[Data records for software interfaces]
+++
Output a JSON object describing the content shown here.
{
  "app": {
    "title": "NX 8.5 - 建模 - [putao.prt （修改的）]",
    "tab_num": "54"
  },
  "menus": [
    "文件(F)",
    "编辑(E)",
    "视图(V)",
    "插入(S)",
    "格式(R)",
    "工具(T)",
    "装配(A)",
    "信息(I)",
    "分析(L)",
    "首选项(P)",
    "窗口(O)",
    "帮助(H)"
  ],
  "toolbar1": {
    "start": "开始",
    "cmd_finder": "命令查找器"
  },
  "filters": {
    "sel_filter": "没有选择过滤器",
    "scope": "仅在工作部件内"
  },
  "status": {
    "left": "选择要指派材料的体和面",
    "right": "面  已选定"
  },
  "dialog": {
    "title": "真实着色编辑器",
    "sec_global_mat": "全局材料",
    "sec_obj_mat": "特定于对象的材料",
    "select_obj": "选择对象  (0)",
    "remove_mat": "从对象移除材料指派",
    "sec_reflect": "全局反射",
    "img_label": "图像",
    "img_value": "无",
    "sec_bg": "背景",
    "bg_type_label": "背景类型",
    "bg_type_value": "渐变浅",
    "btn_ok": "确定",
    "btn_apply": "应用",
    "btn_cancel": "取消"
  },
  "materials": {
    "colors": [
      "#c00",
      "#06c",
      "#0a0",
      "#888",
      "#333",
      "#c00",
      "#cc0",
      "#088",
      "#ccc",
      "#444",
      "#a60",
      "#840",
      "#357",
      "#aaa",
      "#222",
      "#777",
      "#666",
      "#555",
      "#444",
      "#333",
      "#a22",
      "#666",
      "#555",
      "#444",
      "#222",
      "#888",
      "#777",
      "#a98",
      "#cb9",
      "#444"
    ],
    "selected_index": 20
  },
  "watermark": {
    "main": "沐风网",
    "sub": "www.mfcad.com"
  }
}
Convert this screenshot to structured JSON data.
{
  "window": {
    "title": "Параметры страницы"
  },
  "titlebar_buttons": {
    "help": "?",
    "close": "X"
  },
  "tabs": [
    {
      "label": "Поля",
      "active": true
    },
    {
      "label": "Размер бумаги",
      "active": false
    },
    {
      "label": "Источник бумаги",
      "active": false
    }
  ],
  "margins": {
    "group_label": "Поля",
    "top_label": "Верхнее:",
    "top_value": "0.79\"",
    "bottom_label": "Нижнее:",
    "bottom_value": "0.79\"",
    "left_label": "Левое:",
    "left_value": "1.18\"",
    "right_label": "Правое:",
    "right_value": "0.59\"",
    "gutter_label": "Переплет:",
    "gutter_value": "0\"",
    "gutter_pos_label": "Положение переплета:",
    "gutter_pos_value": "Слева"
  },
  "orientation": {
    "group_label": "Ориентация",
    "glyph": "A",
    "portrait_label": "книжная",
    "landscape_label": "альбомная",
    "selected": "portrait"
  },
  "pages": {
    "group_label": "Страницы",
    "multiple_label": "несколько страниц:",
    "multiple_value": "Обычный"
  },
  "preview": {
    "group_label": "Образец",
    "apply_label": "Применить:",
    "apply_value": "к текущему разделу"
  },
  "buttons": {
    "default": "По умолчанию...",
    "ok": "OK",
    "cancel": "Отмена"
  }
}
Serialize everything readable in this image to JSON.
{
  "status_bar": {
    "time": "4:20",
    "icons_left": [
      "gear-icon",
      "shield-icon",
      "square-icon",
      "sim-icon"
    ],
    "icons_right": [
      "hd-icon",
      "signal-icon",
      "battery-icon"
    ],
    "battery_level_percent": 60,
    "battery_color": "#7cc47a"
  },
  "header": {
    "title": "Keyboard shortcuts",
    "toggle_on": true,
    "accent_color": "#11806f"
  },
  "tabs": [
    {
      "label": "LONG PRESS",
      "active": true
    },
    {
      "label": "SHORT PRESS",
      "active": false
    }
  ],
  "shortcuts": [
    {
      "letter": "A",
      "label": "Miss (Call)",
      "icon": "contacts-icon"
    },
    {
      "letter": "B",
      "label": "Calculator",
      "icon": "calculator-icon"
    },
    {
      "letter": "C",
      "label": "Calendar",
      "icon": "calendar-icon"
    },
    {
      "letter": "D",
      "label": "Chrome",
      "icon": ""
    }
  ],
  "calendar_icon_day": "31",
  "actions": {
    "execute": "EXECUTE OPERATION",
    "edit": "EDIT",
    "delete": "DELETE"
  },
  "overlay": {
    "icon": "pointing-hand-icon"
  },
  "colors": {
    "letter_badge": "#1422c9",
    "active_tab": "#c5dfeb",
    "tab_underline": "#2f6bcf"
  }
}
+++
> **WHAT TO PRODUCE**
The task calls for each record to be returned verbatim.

> **TASK RESPONSE**
Output a JSON object describing the content shown here.
{
  "app": {
    "title": "NX 8.5 - 建模 - [putao.prt （修改的）]",
    "tab_num": "54"
  },
  "menus": [
    "文件(F)",
    "编辑(E)",
    "视图(V)",
    "插入(S)",
    "格式(R)",
    "工具(T)",
    "装配(A)",
    "信息(I)",
    "分析(L)",
    "首选项(P)",
    "窗口(O)",
    "帮助(H)"
  ],
  "toolbar1": {
    "start": "开始",
    "cmd_finder": "命令查找器"
  },
  "filters": {
    "sel_filter": "没有选择过滤器",
    "scope": "仅在工作部件内"
  },
  "status": {
    "left": "选择要指派材料的体和面",
    "right": "面  已选定"
  },
  "dialog": {
    "title": "真实着色编辑器",
    "sec_global_mat": "全局材料",
    "sec_obj_mat": "特定于对象的材料",
    "select_obj": "选择对象  (0)",
    "remove_mat": "从对象移除材料指派",
    "sec_reflect": "全局反射",
    "img_label": "图像",
    "img_value": "无",
    "sec_bg": "背景",
    "bg_type_label": "背景类型",
    "bg_type_value": "渐变浅",
    "btn_ok": "确定",
    "btn_apply": "应用",
    "btn_cancel": "取消"
  },
  "materials": {
    "colors": [
      "#c00",
      "#06c",
      "#0a0",
      "#888",
      "#333",
      "#c00",
      "#cc0",
      "#088",
      "#ccc",
      "#444",
      "#a60",
      "#840",
      "#357",
      "#aaa",
      "#222",
      "#777",
      "#666",
      "#555",
      "#444",
      "#333",
      "#a22",
      "#666",
      "#555",
      "#444",
      "#222",
      "#888",
      "#777",
      "#a98",
      "#cb9",
      "#444"
    ],
    "selected_index": 20
  },
  "watermark": {
    "main": "沐风网",
    "sub": "www.mfcad.com"
  }
}
Convert this screenshot to structured JSON data.
{
  "window": {
    "title": "Параметры страницы"
  },
  "titlebar_buttons": {
    "help": "?",
    "close": "X"
  },
  "tabs": [
    {
      "label": "Поля",
      "active": true
    },
    {
      "label": "Размер бумаги",
      "active": false
    },
    {
      "label": "Источник бумаги",
      "active": false
    }
  ],
  "margins": {
    "group_label": "Поля",
    "top_label": "Верхнее:",
    "top_value": "0.79\"",
    "bottom_label": "Нижнее:",
    "bottom_value": "0.79\"",
    "left_label": "Левое:",
    "left_value": "1.18\"",
    "right_label": "Правое:",
    "right_value": "0.59\"",
    "gutter_label": "Переплет:",
    "gutter_value": "0\"",
    "gutter_pos_label": "Положение переплета:",
    "gutter_pos_value": "Слева"
  },
  "orientation": {
    "group_label": "Ориентация",
    "glyph": "A",
    "portrait_label": "книжная",
    "landscape_label": "альбомная",
    "selected": "portrait"
  },
  "pages": {
    "group_label": "Страницы",
    "multiple_label": "несколько страниц:",
    "multiple_value": "Обычный"
  },
  "preview": {
    "group_label": "Образец",
    "apply_label": "Применить:",
    "apply_value": "к текущему разделу"
  },
  "buttons": {
    "default": "По умолчанию...",
    "ok": "OK",
    "cancel": "Отмена"
  }
}
Serialize everything readable in this image to JSON.
{
  "status_bar": {
    "time": "4:20",
    "icons_left": [
      "gear-icon",
      "shield-icon",
      "square-icon",
      "sim-icon"
    ],
    "icons_right": [
      "hd-icon",
      "signal-icon",
      "battery-icon"
    ],
    "battery_level_percent": 60,
    "battery_color": "#7cc47a"
  },
  "header": {
    "title": "Keyboard shortcuts",
    "toggle_on": true,
    "accent_color": "#11806f"
  },
  "tabs": [
    {
      "label": "LONG PRESS",
      "active": true
    },
    {
      "label": "SHORT PRESS",
      "active": false
    }
  ],
  "shortcuts": [
    {
      "letter": "A",
      "label": "Miss (Call)",
      "icon": "contacts-icon"
    },
    {
      "letter": "B",
      "label": "Calculator",
      "icon": "calculator-icon"
    },
    {
      "letter": "C",
      "label": "Calendar",
      "icon": "calendar-icon"
    },
    {
      "letter": "D",
      "label": "Chrome",
      "icon": ""
    }
  ],
  "calendar_icon_day": "31",
  "actions": {
    "execute": "EXECUTE OPERATION",
    "edit": "EDIT",
    "delete": "DELETE"
  },
  "overlay": {
    "icon": "pointing-hand-icon"
  },
  "colors": {
    "letter_badge": "#1422c9",
    "active_tab": "#c5dfeb",
    "tab_underline": "#2f6bcf"
  }
}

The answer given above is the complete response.